Work instructions: Exact copies of all the entries below are expected in the answer.

Input for this task:
== Segment start ==

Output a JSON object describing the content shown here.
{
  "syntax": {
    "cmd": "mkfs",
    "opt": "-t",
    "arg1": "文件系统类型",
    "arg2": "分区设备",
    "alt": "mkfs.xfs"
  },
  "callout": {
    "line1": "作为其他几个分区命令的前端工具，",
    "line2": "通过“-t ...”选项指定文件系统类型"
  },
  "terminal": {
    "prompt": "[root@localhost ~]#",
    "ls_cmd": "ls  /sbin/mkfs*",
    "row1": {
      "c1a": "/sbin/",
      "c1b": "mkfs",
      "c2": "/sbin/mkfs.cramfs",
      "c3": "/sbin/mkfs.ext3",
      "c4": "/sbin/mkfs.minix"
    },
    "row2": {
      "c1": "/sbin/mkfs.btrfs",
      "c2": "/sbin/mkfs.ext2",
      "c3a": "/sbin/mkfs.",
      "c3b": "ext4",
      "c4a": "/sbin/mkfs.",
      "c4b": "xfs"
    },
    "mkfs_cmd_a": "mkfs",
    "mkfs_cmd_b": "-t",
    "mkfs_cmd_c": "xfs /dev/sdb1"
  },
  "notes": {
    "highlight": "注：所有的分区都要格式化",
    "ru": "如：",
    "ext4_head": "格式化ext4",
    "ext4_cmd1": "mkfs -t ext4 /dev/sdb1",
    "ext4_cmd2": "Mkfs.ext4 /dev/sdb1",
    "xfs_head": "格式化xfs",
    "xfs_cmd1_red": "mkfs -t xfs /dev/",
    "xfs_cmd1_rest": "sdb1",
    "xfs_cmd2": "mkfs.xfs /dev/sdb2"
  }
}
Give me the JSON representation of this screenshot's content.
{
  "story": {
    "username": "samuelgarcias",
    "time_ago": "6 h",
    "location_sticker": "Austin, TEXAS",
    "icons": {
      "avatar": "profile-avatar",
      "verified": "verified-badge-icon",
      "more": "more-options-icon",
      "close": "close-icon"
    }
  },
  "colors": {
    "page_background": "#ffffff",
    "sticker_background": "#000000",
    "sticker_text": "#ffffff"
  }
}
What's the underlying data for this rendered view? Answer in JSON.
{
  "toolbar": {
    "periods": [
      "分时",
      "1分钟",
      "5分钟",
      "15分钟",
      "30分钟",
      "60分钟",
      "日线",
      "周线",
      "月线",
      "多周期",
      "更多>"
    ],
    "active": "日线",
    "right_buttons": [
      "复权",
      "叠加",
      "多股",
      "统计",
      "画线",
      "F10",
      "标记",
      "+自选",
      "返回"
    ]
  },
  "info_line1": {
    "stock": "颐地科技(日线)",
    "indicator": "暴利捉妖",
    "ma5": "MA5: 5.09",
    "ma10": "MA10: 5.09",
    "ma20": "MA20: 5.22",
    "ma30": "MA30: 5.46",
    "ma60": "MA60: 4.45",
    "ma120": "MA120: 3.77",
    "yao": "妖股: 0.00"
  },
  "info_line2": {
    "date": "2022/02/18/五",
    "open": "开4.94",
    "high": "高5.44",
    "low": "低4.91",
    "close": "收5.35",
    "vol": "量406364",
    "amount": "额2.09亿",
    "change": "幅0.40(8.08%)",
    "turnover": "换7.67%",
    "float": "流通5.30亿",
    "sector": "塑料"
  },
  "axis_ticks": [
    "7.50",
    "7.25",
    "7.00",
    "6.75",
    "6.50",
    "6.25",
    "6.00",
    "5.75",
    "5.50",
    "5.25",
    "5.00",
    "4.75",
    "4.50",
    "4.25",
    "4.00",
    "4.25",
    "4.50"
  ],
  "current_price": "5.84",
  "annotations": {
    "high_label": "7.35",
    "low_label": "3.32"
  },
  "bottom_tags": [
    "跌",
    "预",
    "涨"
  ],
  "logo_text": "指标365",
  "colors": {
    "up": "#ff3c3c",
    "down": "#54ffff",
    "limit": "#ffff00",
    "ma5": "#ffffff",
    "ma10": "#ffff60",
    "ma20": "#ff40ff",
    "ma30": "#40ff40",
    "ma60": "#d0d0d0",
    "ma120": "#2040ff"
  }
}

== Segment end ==

Result of this task:
Output a JSON object describing the content shown here.
{
  "syntax": {
    "cmd": "mkfs",
    "opt": "-t",
    "arg1": "文件系统类型",
    "arg2": "分区设备",
    "alt": "mkfs.xfs"
  },
  "callout": {
    "line1": "作为其他几个分区命令的前端工具，",
    "line2": "通过“-t ...”选项指定文件系统类型"
  },
  "terminal": {
    "prompt": "[root@localhost ~]#",
    "ls_cmd": "ls  /sbin/mkfs*",
    "row1": {
      "c1a": "/sbin/",
      "c1b": "mkfs",
      "c2": "/sbin/mkfs.cramfs",
      "c3": "/sbin/mkfs.ext3",
      "c4": "/sbin/mkfs.minix"
    },
    "row2": {
      "c1": "/sbin/mkfs.btrfs",
      "c2": "/sbin/mkfs.ext2",
      "c3a": "/sbin/mkfs.",
      "c3b": "ext4",
      "c4a": "/sbin/mkfs.",
      "c4b": "xfs"
    },
    "mkfs_cmd_a": "mkfs",
    "mkfs_cmd_b": "-t",
    "mkfs_cmd_c": "xfs /dev/sdb1"
  },
  "notes": {
    "highlight": "注：所有的分区都要格式化",
    "ru": "如：",
    "ext4_head": "格式化ext4",
    "ext4_cmd1": "mkfs -t ext4 /dev/sdb1",
    "ext4_cmd2": "Mkfs.ext4 /dev/sdb1",
    "xfs_head": "格式化xfs",
    "xfs_cmd1_red": "mkfs -t xfs /dev/",
    "xfs_cmd1_rest": "sdb1",
    "xfs_cmd2": "mkfs.xfs /dev/sdb2"
  }
}
Give me the JSON representation of this screenshot's content.
{
  "story": {
    "username": "samuelgarcias",
    "time_ago": "6 h",
    "location_sticker": "Austin, TEXAS",
    "icons": {
      "avatar": "profile-avatar",
      "verified": "verified-badge-icon",
      "more": "more-options-icon",
      "close": "close-icon"
    }
  },
  "colors": {
    "page_background": "#ffffff",
    "sticker_background": "#000000",
    "sticker_text": "#ffffff"
  }
}
What's the underlying data for this rendered view? Answer in JSON.
{
  "toolbar": {
    "periods": [
      "分时",
      "1分钟",
      "5分钟",
      "15分钟",
      "30分钟",
      "60分钟",
      "日线",
      "周线",
      "月线",
      "多周期",
      "更多>"
    ],
    "active": "日线",
    "right_buttons": [
      "复权",
      "叠加",
      "多股",
      "统计",
      "画线",
      "F10",
      "标记",
      "+自选",
      "返回"
    ]
  },
  "info_line1": {
    "stock": "颐地科技(日线)",
    "indicator": "暴利捉妖",
    "ma5": "MA5: 5.09",
    "ma10": "MA10: 5.09",
    "ma20": "MA20: 5.22",
    "ma30": "MA30: 5.46",
    "ma60": "MA60: 4.45",
    "ma120": "MA120: 3.77",
    "yao": "妖股: 0.00"
  },
  "info_line2": {
    "date": "2022/02/18/五",
    "open": "开4.94",
    "high": "高5.44",
    "low": "低4.91",
    "close": "收5.35",
    "vol": "量406364",
    "amount": "额2.09亿",
    "change": "幅0.40(8.08%)",
    "turnover": "换7.67%",
    "float": "流通5.30亿",
    "sector": "塑料"
  },
  "axis_ticks": [
    "7.50",
    "7.25",
    "7.00",
    "6.75",
    "6.50",
    "6.25",
    "6.00",
    "5.75",
    "5.50",
    "5.25",
    "5.00",
    "4.75",
    "4.50",
    "4.25",
    "4.00",
    "4.25",
    "4.50"
  ],
  "current_price": "5.84",
  "annotations": {
    "high_label": "7.35",
    "low_label": "3.32"
  },
  "bottom_tags": [
    "跌",
    "预",
    "涨"
  ],
  "logo_text": "指标365",
  "colors": {
    "up": "#ff3c3c",
    "down": "#54ffff",
    "limit": "#ffff00",
    "ma5": "#ffffff",
    "ma10": "#ffff60",
    "ma20": "#ff40ff",
    "ma30": "#40ff40",
    "ma60": "#d0d0d0",
    "ma120": "#2040ff"
  }
}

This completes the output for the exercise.